We walked back to our cabin and had a quiet night in after that, with me catching up on reading.

Day 9: Cape Breton Island: Pleasant Bay, Meat Cove, and Cheticamp

I had spoken briefly with the AirBnB owner the night before and asked if there was anyplace to get breakfast nearby. She told me, “The only place to get breakfast in Pleasant Bay is the Mountain View.” So The Mountain View it was! It was still kind of misty and drizzly out but I decided to chance it and get coffee and a breakfast sandwich on their deck. The drizzle started becoming more substantial, though, so I asked to get the breakfast sandwich to go and ate it in the car. At least they gave me a cup of coffee to go! Very nice folks.

We headed north from there, along the Cabot Trail toward some of the northernmost parts of the island. We stopped briefly at Cabots Landing Provincial Park, a wide, grassy area leading up to a small beach.

Continuing ever north, we eventually left the paved roads (though the unpaved roads were in pretty good shape, if a bit corduroy-ed in some places). We reached our destination: Meat Cove. I had hoped to get lunch at their famous Oceanside Chowder Hut, but alas it was closed. Bummer. At least the views were lovely!

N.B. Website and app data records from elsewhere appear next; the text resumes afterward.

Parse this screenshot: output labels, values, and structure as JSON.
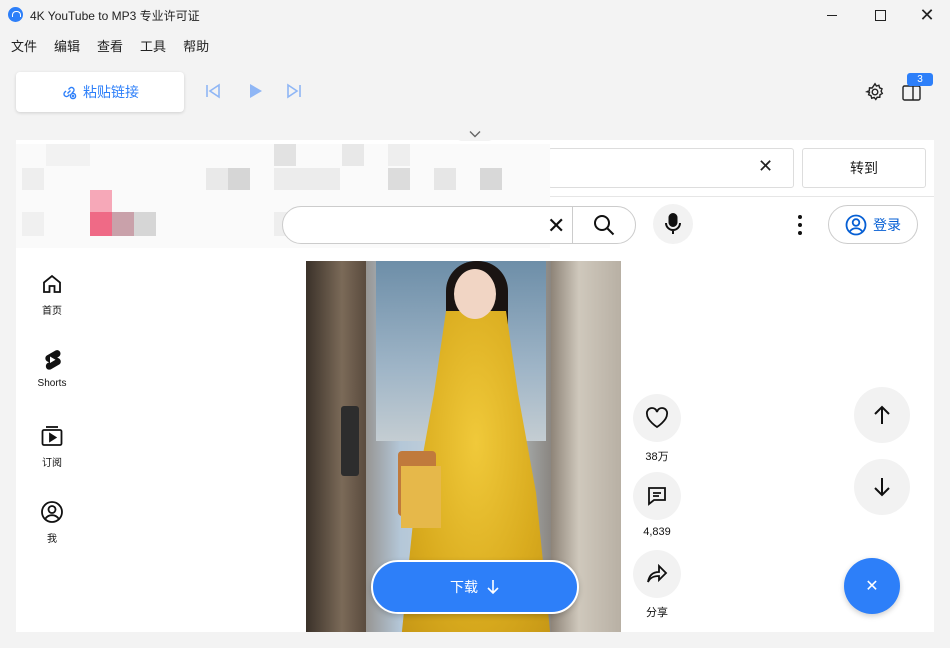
{
  "window": {
    "title": "4K YouTube to MP3 专业许可证"
  },
  "menu": [
    "文件",
    "编辑",
    "查看",
    "工具",
    "帮助"
  ],
  "toolbar": {
    "paste_label": "粘贴链接",
    "badge_count": "3"
  },
  "browser": {
    "goto_label": "转到",
    "url_value": ""
  },
  "youtube": {
    "login_label": "登录",
    "nav": [
      {
        "label": "首页",
        "icon": "home-icon"
      },
      {
        "label": "Shorts",
        "icon": "shorts-icon"
      },
      {
        "label": "订阅",
        "icon": "subscriptions-icon"
      },
      {
        "label": "我",
        "icon": "account-icon"
      }
    ],
    "actions": {
      "likes": "38万",
      "comments": "4,839",
      "share": "分享"
    },
    "download_label": "下载"
  },
  "colors": {
    "accent": "#2d7ff9",
    "youtube_blue": "#065fd4"
  }
}
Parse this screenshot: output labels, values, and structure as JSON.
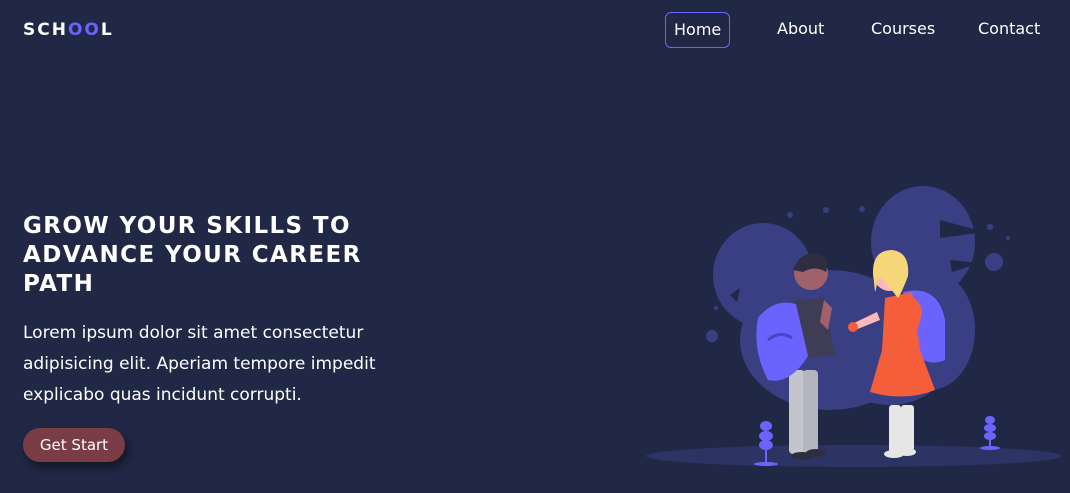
{
  "header": {
    "logo_prefix": "SCH",
    "logo_accent": "OO",
    "logo_suffix": "L"
  },
  "nav": {
    "items": [
      {
        "label": "Home",
        "active": true
      },
      {
        "label": "About",
        "active": false
      },
      {
        "label": "Courses",
        "active": false
      },
      {
        "label": "Contact",
        "active": false
      }
    ]
  },
  "hero": {
    "title": "GROW YOUR SKILLS TO ADVANCE YOUR CAREER PATH",
    "text": "Lorem ipsum dolor sit amet consectetur adipisicing elit. Aperiam tempore impedit explicabo quas incidunt corrupti.",
    "cta_label": "Get Start"
  },
  "colors": {
    "background": "#212846",
    "accent": "#6c63ff",
    "button": "#7a3c45",
    "blob": "#3a3f84"
  },
  "illustration": {
    "icon": "students-with-backpacks-illustration"
  }
}
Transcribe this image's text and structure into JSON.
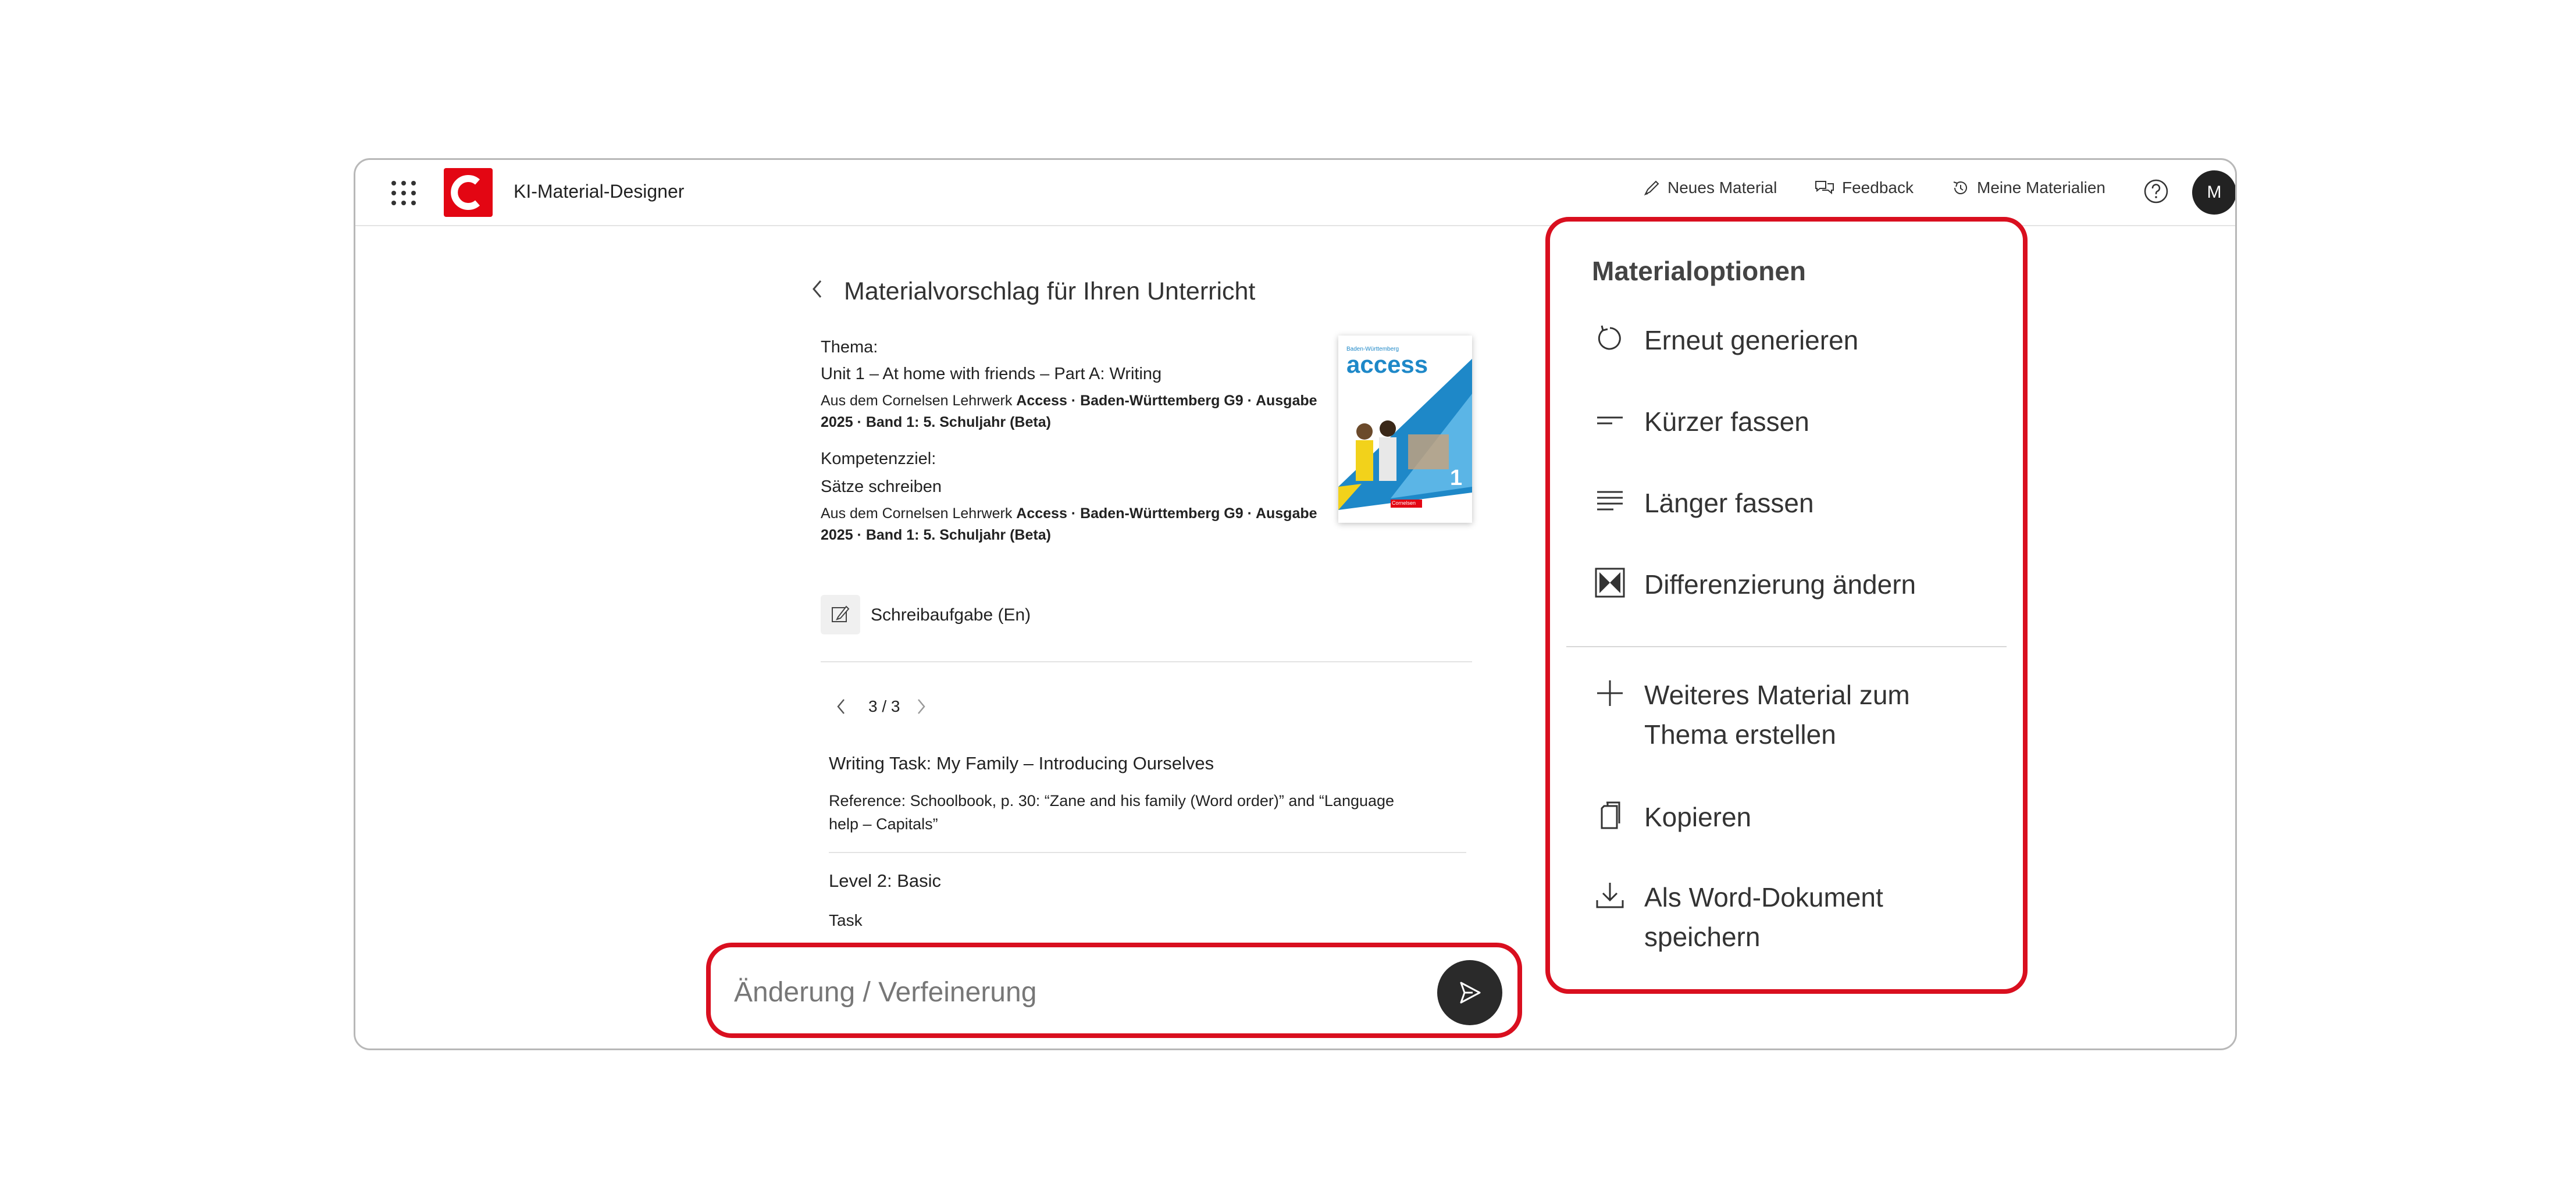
{
  "header": {
    "app_title": "KI-Material-Designer",
    "logo_letter": "C",
    "nav": {
      "new_material": "Neues Material",
      "feedback": "Feedback",
      "my_materials": "Meine Materialien"
    },
    "avatar_initial": "M"
  },
  "main": {
    "page_title": "Materialvorschlag für Ihren Unterricht",
    "theme_label": "Thema:",
    "theme_value": "Unit 1 – At home with friends – Part A: Writing",
    "source_prefix": "Aus dem Cornelsen Lehrwerk ",
    "source_bold_1": "Access · Baden-Württemberg G9 · Ausgabe",
    "source_bold_2": "2025 · Band 1: 5. Schuljahr (Beta)",
    "competence_label": "Kompetenzziel:",
    "competence_value": "Sätze schreiben",
    "book": {
      "brand": "access",
      "number": "1",
      "publisher": "Cornelsen",
      "small_text": "Baden-Württemberg"
    },
    "task_type": "Schreibaufgabe (En)",
    "pager": "3 / 3",
    "content": {
      "heading": "Writing Task: My Family – Introducing Ourselves",
      "reference_prefix": "Reference: ",
      "reference_bold_1": "Schoolbook, p. 30: “Zane and his family (Word order)” and “Language",
      "reference_bold_2": "help – Capitals”",
      "level": "Level 2: Basic",
      "task": "Task"
    }
  },
  "input": {
    "placeholder": "Änderung / Verfeinerung"
  },
  "options": {
    "title": "Materialoptionen",
    "items": [
      {
        "icon": "refresh-icon",
        "label": "Erneut generieren"
      },
      {
        "icon": "short-lines-icon",
        "label": "Kürzer fassen"
      },
      {
        "icon": "long-lines-icon",
        "label": "Länger fassen"
      },
      {
        "icon": "differentiation-icon",
        "label": "Differenzierung ändern"
      },
      {
        "icon": "plus-icon",
        "label_1": "Weiteres Material zum",
        "label_2": "Thema erstellen"
      },
      {
        "icon": "copy-icon",
        "label": "Kopieren"
      },
      {
        "icon": "download-icon",
        "label_1": "Als Word-Dokument",
        "label_2": "speichern"
      }
    ]
  },
  "colors": {
    "accent_red": "#d90f1f",
    "logo_red": "#e30613",
    "dark": "#2a2a2a",
    "book_blue": "#1e88c8"
  }
}
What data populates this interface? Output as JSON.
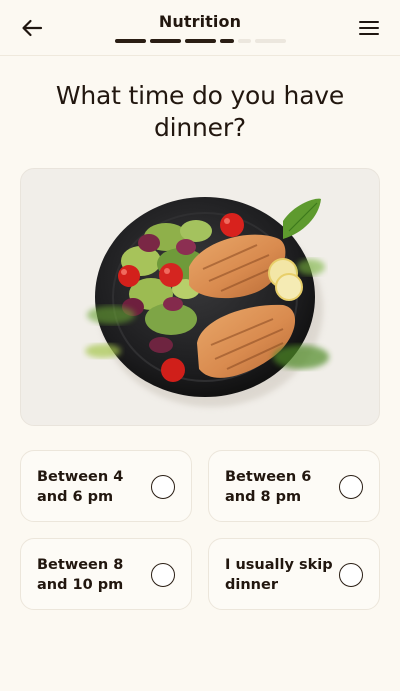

On the way back south on the Cabot Trail, I stopped at The Lone Shieling, a re-creation of a Scottish crofter’s hut. With Charlie’s blindness, walks in the woods or on rough trails are just not a great idea, but the trails here were, for the most part, clear and wide. The hut was interesting, but what really took my breath away was the path through the surrounding forest. The forest was comprised of 97% old-growth sugar maple trees, dating back over 350 years. It was simply stunning.

Looking back, It seems odd that this little stopover was the highlight of my visit to Cape Breton Highlands, but it kind of was.

I drove south again into Cheticamp, to find a place for an early dinner. I had my eye on a place that advertised a traditional Acadian menu that even had outdoor seating, but between the time I secured permission from the host and I got Charlie from the car, someone sniped the table from me. Dammit. Instead I put Charlie back into the car and we drove back to Pleasant Bay for dinner at The Rusty Anchor. At least the view from their deck was better than the other place. I ordered the homemade haddock fishcakes, baked beans, chutney, and cornbread. Charlie had to stay just off the deck, but he was happy as a clam.

The fishcakes and beans were good, the cornbread undistinguished. Not a bad meal overall.

After dinner and the short drive back to the Airbnb, I decided to grab a beer and take Charlie down to the harbor to watch the sunset. Let me tell you, that really did not suck.

Next up: Onward to Halifax!